### EXERCISE DIRECTIONS
Line count for "name": give the number of lines in the records below that hold it, and nothing else.

Component data from apps and pages
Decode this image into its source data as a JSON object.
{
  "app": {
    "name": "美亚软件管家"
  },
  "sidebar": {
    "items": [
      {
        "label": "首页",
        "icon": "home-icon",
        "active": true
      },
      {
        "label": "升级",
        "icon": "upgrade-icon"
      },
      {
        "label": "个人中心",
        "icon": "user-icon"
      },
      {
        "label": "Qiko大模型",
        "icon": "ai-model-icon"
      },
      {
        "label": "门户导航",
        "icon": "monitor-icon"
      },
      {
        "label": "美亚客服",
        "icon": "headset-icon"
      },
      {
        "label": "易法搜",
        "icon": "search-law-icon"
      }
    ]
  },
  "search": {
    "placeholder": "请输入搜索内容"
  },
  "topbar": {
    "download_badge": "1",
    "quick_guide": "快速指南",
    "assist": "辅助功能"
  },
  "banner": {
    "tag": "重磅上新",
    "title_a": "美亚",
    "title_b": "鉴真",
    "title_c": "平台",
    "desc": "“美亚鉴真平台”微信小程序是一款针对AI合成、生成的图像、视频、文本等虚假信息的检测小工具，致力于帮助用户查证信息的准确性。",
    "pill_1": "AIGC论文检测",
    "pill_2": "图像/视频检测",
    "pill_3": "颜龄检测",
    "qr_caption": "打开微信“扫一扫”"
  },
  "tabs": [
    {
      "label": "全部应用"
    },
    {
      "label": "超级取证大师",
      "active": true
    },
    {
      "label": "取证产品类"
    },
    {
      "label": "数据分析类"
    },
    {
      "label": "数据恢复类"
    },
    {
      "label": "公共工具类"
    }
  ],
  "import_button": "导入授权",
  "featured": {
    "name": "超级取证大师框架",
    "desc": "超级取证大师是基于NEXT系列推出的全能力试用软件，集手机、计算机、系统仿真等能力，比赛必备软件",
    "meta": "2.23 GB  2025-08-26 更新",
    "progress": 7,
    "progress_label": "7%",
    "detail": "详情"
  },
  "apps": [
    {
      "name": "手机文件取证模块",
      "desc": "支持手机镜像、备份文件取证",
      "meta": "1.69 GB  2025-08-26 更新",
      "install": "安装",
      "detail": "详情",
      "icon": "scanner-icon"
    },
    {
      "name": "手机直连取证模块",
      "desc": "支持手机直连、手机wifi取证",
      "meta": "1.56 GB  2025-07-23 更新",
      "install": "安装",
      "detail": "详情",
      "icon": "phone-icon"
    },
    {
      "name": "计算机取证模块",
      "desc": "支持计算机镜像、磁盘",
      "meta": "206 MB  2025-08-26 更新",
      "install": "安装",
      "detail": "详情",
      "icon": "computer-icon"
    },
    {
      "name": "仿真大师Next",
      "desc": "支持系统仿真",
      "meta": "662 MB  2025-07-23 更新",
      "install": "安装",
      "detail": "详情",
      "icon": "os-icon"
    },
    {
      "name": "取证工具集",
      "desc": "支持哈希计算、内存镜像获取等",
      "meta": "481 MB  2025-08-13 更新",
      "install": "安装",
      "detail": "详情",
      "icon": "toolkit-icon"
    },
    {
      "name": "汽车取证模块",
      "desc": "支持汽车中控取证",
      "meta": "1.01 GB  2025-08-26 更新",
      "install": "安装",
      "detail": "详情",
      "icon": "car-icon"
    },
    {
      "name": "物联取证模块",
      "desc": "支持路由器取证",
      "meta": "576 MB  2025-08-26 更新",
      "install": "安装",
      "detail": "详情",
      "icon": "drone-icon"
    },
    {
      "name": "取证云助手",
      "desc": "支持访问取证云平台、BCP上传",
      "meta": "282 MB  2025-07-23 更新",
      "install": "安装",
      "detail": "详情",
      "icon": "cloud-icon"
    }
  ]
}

### WRITTEN REPLY
10